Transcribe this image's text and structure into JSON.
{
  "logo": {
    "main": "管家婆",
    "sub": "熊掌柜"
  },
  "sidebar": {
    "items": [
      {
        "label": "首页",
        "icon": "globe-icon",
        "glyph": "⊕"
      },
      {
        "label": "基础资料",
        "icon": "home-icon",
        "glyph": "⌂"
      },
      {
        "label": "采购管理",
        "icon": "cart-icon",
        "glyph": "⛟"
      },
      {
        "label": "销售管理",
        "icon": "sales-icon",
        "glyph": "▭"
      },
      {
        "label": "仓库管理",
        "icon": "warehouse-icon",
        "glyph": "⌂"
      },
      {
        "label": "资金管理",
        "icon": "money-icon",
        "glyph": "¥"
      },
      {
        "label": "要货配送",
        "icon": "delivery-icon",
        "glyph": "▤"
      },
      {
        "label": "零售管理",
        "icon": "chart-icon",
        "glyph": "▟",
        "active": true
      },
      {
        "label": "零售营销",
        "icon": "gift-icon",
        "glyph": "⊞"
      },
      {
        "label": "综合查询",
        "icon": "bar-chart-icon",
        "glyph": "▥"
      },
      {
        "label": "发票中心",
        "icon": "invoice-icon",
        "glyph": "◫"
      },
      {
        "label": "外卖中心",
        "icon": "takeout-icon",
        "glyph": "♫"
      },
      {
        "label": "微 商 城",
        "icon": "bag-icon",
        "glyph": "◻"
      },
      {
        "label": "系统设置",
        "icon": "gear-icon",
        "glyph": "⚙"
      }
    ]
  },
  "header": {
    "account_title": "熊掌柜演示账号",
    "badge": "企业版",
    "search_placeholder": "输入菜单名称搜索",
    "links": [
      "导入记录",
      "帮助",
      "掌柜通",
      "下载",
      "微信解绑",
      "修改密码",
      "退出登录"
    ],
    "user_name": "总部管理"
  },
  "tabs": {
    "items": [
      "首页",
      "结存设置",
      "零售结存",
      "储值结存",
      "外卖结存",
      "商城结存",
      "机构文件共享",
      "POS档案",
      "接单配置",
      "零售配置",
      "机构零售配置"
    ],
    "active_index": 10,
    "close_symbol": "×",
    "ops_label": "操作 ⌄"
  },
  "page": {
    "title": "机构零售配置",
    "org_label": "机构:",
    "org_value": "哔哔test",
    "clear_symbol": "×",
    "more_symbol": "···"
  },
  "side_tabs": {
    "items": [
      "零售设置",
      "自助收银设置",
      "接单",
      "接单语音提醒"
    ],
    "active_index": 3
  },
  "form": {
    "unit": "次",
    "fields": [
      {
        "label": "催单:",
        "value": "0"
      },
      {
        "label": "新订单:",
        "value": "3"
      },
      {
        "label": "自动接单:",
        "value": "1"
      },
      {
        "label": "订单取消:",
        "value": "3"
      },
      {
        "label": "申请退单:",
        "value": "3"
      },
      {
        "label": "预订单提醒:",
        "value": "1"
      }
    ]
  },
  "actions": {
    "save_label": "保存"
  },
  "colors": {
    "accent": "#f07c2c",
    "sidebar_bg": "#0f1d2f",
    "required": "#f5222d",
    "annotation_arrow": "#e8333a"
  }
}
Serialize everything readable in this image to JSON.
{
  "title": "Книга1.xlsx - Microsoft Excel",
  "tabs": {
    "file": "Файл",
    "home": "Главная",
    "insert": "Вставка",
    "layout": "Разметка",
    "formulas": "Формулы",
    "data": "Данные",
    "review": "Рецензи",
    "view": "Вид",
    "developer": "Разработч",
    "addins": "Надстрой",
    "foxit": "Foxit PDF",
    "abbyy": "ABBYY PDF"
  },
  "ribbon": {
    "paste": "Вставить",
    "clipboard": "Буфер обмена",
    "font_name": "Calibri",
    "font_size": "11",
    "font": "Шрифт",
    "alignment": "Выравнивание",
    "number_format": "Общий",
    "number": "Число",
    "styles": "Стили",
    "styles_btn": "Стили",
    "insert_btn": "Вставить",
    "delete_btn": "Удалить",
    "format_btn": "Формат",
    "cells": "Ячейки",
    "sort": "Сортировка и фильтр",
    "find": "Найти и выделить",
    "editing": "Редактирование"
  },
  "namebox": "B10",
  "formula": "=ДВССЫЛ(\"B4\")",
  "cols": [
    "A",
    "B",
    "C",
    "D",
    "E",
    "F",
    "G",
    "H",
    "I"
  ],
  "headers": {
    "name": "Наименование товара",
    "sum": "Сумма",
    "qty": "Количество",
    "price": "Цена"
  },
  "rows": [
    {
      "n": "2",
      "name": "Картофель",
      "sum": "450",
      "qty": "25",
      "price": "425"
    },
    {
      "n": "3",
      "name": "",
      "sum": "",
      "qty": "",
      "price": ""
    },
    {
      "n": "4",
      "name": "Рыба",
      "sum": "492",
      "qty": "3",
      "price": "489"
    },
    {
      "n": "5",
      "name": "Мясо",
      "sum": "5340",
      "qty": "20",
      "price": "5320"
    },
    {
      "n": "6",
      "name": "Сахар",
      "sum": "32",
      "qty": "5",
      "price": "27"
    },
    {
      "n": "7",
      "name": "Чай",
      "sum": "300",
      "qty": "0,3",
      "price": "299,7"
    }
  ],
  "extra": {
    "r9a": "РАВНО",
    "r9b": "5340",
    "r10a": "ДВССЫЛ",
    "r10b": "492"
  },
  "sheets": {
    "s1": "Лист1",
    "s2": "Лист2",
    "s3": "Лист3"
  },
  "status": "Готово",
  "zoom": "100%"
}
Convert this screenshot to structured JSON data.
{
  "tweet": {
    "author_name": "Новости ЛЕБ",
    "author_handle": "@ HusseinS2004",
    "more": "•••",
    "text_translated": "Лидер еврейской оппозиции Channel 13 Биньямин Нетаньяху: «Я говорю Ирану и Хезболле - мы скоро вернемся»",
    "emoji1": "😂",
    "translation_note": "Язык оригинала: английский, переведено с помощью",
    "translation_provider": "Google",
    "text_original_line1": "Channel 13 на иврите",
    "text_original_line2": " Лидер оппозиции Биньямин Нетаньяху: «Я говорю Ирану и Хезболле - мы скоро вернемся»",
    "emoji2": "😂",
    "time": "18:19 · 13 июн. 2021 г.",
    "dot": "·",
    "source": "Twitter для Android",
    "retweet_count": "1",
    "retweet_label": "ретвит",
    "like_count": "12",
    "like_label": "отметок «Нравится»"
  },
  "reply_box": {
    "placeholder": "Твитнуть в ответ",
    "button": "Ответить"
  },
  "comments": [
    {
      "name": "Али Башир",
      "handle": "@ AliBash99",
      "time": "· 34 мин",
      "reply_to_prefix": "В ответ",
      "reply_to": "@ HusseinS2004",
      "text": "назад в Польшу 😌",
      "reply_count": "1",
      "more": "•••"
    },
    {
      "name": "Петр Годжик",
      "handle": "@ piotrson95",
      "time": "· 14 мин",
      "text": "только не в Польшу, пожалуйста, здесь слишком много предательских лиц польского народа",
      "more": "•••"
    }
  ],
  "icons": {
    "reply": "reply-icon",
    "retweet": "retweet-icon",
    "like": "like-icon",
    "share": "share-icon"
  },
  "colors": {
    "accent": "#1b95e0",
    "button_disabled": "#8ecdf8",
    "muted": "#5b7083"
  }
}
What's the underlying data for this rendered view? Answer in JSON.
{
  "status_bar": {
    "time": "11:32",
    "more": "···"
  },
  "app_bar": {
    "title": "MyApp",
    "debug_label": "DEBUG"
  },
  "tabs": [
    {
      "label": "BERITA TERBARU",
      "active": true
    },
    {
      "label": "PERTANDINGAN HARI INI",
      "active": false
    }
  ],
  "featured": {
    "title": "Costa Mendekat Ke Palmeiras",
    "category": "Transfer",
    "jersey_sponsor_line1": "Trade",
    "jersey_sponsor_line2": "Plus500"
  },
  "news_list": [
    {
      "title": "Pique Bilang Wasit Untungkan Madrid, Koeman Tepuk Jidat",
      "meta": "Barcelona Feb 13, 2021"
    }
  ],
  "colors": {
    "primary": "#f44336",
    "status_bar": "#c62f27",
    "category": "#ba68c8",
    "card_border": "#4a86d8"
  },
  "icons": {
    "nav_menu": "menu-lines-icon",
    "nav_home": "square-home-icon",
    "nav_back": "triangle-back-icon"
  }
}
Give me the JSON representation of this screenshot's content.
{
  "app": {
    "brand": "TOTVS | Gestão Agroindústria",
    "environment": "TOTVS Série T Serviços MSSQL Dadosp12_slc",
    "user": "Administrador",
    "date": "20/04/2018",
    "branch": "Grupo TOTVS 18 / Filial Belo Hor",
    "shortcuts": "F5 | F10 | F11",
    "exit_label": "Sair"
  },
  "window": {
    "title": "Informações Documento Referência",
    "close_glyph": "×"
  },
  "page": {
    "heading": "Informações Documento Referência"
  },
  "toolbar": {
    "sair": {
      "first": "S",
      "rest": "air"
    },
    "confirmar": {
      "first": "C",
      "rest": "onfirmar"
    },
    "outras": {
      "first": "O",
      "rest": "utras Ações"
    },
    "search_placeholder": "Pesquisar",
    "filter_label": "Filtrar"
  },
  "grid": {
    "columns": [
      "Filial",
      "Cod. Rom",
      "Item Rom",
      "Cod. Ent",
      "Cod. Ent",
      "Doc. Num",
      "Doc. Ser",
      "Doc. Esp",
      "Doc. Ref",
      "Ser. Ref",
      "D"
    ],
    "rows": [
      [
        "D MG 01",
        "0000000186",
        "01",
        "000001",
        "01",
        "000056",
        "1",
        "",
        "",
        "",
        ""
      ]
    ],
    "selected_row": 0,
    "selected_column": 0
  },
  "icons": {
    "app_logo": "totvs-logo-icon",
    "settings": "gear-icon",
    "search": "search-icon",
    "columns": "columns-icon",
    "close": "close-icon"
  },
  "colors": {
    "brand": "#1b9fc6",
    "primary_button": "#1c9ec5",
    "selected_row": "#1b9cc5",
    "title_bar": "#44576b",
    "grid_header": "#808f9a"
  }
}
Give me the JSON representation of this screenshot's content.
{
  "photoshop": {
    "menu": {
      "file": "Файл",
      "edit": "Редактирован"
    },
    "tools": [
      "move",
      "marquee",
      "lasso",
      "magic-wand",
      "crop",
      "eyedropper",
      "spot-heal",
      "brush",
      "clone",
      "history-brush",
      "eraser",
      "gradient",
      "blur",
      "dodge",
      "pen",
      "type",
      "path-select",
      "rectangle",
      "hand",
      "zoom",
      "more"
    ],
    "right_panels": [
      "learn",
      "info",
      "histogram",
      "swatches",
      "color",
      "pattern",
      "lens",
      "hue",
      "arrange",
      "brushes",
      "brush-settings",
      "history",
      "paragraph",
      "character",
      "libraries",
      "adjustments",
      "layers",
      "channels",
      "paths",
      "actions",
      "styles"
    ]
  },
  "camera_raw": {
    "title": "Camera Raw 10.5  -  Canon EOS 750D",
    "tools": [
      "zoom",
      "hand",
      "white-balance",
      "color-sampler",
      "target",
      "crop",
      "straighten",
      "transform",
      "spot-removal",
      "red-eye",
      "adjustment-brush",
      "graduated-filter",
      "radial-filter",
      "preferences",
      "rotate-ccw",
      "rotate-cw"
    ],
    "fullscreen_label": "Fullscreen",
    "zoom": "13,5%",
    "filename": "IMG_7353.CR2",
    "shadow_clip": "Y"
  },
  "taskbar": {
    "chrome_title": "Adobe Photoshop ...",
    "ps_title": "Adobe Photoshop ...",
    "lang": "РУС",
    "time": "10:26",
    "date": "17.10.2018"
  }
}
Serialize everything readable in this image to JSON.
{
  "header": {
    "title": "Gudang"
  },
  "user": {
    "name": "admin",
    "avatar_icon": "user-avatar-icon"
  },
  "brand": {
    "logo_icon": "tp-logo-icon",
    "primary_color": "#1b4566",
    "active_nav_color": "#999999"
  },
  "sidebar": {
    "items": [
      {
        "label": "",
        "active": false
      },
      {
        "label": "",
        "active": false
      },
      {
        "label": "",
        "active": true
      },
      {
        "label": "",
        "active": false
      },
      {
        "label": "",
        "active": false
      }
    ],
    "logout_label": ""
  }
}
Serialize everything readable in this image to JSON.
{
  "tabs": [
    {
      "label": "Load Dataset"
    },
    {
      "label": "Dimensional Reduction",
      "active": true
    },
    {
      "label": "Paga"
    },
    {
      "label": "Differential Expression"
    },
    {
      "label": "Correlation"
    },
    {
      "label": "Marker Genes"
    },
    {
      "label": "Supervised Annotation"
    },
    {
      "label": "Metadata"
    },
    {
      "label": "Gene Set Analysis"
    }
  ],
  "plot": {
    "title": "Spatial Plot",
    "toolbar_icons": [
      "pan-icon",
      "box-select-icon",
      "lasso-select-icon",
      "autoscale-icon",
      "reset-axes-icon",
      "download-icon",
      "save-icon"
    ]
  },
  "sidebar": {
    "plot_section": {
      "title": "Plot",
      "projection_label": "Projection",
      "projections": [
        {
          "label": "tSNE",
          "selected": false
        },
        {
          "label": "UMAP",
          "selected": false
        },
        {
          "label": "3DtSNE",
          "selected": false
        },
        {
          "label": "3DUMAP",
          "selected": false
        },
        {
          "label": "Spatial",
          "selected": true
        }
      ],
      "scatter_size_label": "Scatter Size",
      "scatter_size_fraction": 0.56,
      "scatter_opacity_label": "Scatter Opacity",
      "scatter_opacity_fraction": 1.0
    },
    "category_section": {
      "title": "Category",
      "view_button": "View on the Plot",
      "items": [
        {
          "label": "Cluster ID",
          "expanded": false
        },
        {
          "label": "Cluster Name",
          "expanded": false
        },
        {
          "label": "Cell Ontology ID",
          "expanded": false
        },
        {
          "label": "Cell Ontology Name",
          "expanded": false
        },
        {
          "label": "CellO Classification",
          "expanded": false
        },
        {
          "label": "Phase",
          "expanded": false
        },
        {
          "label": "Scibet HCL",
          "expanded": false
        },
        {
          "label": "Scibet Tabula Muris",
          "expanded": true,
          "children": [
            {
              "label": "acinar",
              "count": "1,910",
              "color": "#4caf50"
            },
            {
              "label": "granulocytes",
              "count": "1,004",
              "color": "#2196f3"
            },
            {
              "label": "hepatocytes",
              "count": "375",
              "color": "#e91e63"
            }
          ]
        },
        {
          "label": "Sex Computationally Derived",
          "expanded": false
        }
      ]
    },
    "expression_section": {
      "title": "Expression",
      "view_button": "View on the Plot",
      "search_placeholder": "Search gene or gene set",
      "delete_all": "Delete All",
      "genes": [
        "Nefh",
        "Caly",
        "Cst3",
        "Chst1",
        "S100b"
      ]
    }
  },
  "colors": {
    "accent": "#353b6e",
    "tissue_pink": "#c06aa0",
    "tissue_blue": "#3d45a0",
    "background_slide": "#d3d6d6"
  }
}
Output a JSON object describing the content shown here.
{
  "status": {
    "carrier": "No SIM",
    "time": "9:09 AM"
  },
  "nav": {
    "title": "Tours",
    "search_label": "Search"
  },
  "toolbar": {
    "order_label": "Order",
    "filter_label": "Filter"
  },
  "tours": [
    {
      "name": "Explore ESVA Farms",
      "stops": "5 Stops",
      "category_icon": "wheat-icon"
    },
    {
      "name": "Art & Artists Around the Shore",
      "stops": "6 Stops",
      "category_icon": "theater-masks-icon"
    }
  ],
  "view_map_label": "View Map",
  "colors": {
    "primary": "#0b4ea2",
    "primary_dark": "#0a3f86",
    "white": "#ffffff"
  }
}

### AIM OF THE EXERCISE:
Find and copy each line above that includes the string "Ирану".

### COMPLETED EXERCISE:
    "text_translated": "Лидер еврейской оппозиции Channel 13 Биньямин Нетаньяху: «Я говорю Ирану и Хезболле - мы скоро вернемся»",
    "text_original_line2": " Лидер оппозиции Биньямин Нетаньяху: «Я говорю Ирану и Хезболле - мы скоро вернемся»",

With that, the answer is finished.